- _WORK INSTRUCTIONS_: Reproduce the listing below in full and exactly; no pictures belong in the copy.

- _DATA UNDER STUDY_:
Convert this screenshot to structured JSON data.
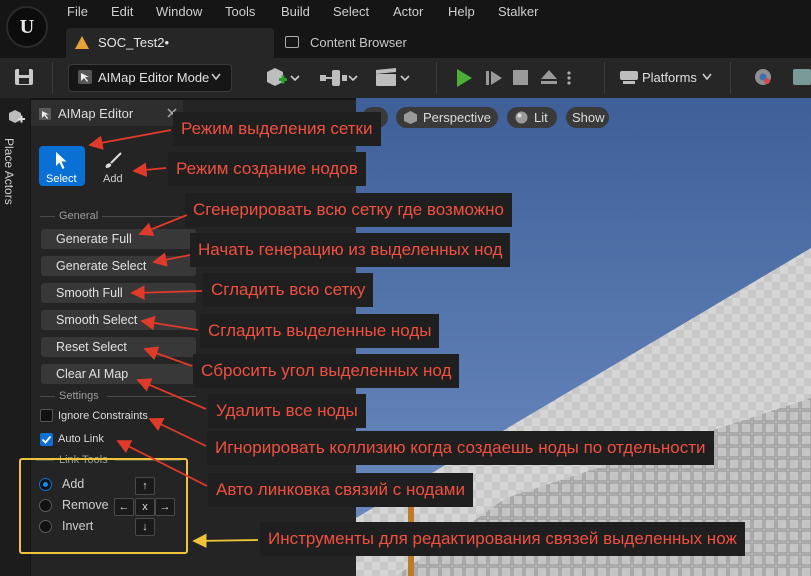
{
  "app": {
    "logo": "U"
  },
  "menu": [
    "File",
    "Edit",
    "Window",
    "Tools",
    "Build",
    "Select",
    "Actor",
    "Help",
    "Stalker"
  ],
  "tabs": {
    "level": "SOC_Test2•",
    "content_browser": "Content Browser"
  },
  "toolbar": {
    "mode": "AIMap Editor Mode",
    "platforms": "Platforms"
  },
  "sidebar": {
    "place_actors": "Place Actors"
  },
  "panel": {
    "title": "AIMap Editor",
    "modes": {
      "select": "Select",
      "add": "Add"
    },
    "general_header": "General",
    "buttons": [
      "Generate Full",
      "Generate Select",
      "Smooth Full",
      "Smooth Select",
      "Reset Select",
      "Clear AI Map"
    ],
    "settings_header": "Settings",
    "ignore_constraints": "Ignore Constraints",
    "auto_link": "Auto Link",
    "link_tools_header": "Link Tools",
    "link_options": [
      "Add",
      "Remove",
      "Invert"
    ],
    "arrows": {
      "up": "↑",
      "left": "←",
      "center": "x",
      "right": "→",
      "down": "↓"
    }
  },
  "viewport": {
    "perspective": "Perspective",
    "lit": "Lit",
    "show": "Show"
  },
  "annotations": [
    "Режим выделения сетки",
    "Режим создание нодов",
    "Сгенерировать всю сетку где возможно",
    "Начать генерацию из выделенных нод",
    "Сгладить всю сетку",
    "Сгладить выделенные ноды",
    "Сбросить угол выделенных нод",
    "Удалить все ноды",
    "Игнорировать коллизию когда создаешь ноды по отдельности",
    "Авто линковка связий с нодами",
    "Инструменты для редактирования связей выделенных нож"
  ],
  "colors": {
    "annotation_text": "#f05040",
    "accent": "#0a70d6",
    "play": "#4caf34",
    "highlight_box": "#f0c43a"
  }
}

- _EXPECTED ANSWER_:
Convert this screenshot to structured JSON data.
{
  "app": {
    "logo": "U"
  },
  "menu": [
    "File",
    "Edit",
    "Window",
    "Tools",
    "Build",
    "Select",
    "Actor",
    "Help",
    "Stalker"
  ],
  "tabs": {
    "level": "SOC_Test2•",
    "content_browser": "Content Browser"
  },
  "toolbar": {
    "mode": "AIMap Editor Mode",
    "platforms": "Platforms"
  },
  "sidebar": {
    "place_actors": "Place Actors"
  },
  "panel": {
    "title": "AIMap Editor",
    "modes": {
      "select": "Select",
      "add": "Add"
    },
    "general_header": "General",
    "buttons": [
      "Generate Full",
      "Generate Select",
      "Smooth Full",
      "Smooth Select",
      "Reset Select",
      "Clear AI Map"
    ],
    "settings_header": "Settings",
    "ignore_constraints": "Ignore Constraints",
    "auto_link": "Auto Link",
    "link_tools_header": "Link Tools",
    "link_options": [
      "Add",
      "Remove",
      "Invert"
    ],
    "arrows": {
      "up": "↑",
      "left": "←",
      "center": "x",
      "right": "→",
      "down": "↓"
    }
  },
  "viewport": {
    "perspective": "Perspective",
    "lit": "Lit",
    "show": "Show"
  },
  "annotations": [
    "Режим выделения сетки",
    "Режим создание нодов",
    "Сгенерировать всю сетку где возможно",
    "Начать генерацию из выделенных нод",
    "Сгладить всю сетку",
    "Сгладить выделенные ноды",
    "Сбросить угол выделенных нод",
    "Удалить все ноды",
    "Игнорировать коллизию когда создаешь ноды по отдельности",
    "Авто линковка связий с нодами",
    "Инструменты для редактирования связей выделенных нож"
  ],
  "colors": {
    "annotation_text": "#f05040",
    "accent": "#0a70d6",
    "play": "#4caf34",
    "highlight_box": "#f0c43a"
  }
}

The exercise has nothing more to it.